[Directions] Within the entries that follow, report how many lines contain the word "votre", giving the number by itself.

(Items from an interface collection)
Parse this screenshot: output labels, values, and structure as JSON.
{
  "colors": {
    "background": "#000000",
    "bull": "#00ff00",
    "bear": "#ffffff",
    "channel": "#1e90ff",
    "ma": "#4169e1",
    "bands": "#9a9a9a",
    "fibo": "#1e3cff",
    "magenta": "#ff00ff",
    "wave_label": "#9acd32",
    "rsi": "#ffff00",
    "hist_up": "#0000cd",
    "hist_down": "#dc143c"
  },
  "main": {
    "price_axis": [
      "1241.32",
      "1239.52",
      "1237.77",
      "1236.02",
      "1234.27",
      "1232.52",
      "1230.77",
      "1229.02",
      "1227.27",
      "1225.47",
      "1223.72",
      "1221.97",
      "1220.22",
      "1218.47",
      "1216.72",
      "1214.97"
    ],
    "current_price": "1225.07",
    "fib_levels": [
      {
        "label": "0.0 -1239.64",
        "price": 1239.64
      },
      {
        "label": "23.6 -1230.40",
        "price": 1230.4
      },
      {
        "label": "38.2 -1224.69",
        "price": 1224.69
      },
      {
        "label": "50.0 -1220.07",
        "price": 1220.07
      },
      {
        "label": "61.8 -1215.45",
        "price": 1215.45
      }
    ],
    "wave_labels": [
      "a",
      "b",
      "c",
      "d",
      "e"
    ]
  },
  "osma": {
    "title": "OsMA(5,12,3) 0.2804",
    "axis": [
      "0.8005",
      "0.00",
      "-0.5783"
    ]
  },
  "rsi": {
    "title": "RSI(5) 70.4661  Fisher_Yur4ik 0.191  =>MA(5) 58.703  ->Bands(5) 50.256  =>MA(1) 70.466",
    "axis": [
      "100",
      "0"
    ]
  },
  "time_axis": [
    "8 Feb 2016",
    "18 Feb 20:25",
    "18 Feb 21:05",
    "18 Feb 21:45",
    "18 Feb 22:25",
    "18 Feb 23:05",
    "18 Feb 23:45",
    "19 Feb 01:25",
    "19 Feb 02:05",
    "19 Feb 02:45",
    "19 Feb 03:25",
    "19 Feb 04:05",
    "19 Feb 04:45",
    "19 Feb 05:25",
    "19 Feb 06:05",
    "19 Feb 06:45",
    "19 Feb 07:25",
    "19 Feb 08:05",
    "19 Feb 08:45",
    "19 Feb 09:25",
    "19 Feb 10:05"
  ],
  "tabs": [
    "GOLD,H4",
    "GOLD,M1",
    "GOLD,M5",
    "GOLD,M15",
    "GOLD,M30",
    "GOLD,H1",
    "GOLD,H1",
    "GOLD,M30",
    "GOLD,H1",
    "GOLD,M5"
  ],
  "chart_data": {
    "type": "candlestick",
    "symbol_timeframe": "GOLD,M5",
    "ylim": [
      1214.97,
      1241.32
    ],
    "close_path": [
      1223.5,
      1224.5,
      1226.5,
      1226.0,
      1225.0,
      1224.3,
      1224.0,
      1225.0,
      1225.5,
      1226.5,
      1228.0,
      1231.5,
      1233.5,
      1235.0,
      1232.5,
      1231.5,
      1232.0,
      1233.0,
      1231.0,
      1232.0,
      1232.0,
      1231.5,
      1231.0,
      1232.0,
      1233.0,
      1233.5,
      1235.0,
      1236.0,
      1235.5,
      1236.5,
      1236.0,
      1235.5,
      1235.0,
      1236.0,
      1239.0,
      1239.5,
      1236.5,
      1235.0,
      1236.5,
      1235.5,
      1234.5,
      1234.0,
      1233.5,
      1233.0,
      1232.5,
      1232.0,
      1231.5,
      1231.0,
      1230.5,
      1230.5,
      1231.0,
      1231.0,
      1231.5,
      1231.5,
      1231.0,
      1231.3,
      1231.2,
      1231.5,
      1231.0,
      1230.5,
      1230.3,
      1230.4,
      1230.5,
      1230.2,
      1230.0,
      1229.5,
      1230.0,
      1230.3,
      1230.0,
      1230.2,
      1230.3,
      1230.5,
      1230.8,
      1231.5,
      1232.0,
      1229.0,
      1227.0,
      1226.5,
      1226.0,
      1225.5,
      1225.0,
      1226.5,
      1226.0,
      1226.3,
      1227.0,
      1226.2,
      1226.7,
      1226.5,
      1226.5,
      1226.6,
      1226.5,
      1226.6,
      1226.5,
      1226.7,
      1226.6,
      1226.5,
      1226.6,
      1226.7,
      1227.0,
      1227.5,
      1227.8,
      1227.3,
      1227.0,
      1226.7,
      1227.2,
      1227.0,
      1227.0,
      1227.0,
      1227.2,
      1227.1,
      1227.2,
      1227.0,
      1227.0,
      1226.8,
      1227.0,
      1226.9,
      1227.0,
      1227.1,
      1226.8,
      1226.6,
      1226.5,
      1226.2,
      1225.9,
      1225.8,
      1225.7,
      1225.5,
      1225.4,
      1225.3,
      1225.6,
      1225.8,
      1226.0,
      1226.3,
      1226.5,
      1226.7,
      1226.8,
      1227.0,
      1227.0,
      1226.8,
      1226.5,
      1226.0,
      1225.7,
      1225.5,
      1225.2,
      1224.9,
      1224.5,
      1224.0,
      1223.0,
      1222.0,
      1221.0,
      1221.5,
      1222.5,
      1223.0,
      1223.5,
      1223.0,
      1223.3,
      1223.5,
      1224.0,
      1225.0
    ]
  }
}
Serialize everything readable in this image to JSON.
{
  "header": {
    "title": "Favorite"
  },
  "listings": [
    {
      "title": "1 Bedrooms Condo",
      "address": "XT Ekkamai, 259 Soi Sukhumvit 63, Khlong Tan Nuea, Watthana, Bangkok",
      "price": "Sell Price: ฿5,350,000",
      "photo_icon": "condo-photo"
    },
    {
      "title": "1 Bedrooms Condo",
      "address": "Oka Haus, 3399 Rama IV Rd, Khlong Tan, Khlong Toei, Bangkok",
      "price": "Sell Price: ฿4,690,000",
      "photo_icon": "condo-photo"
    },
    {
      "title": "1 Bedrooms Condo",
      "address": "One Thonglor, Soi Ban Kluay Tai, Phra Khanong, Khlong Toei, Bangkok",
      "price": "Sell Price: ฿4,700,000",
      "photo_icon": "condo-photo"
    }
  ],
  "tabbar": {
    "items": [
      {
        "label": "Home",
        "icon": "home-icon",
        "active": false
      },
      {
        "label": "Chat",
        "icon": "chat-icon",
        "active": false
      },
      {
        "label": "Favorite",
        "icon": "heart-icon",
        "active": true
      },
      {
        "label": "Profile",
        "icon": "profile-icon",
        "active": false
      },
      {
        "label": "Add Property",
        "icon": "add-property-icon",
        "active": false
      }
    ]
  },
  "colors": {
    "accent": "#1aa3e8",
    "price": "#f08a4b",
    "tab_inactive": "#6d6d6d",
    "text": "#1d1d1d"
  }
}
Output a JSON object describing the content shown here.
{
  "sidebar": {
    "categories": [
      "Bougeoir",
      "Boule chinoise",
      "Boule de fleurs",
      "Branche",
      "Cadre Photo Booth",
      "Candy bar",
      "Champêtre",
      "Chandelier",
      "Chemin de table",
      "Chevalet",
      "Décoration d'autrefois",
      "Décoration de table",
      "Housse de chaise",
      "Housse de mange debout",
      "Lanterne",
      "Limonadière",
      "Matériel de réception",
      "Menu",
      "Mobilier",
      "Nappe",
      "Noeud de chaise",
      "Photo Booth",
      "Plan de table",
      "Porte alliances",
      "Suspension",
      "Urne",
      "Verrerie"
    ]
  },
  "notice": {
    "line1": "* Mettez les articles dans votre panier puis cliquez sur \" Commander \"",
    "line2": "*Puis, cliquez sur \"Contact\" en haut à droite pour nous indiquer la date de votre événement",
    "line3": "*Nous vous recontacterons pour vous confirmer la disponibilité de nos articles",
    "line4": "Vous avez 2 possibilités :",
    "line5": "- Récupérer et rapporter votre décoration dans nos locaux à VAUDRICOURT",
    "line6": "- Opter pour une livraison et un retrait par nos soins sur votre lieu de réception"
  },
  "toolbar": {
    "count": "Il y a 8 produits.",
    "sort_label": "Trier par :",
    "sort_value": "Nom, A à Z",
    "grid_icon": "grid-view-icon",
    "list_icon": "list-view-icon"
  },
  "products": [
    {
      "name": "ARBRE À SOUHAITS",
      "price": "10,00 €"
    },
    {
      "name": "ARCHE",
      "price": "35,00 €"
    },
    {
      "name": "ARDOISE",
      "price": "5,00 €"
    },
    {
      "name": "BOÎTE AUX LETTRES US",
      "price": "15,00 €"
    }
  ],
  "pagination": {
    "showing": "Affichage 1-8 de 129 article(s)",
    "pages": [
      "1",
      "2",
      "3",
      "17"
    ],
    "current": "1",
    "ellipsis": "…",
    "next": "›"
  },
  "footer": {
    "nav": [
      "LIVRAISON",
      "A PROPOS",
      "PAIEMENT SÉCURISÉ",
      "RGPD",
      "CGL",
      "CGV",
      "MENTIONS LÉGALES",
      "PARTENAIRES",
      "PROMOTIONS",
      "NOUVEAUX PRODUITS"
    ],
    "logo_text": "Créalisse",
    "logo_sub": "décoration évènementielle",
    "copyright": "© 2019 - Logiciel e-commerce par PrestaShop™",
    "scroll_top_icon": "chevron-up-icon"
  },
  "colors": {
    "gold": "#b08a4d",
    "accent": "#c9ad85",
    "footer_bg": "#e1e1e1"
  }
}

[Exercise output] 4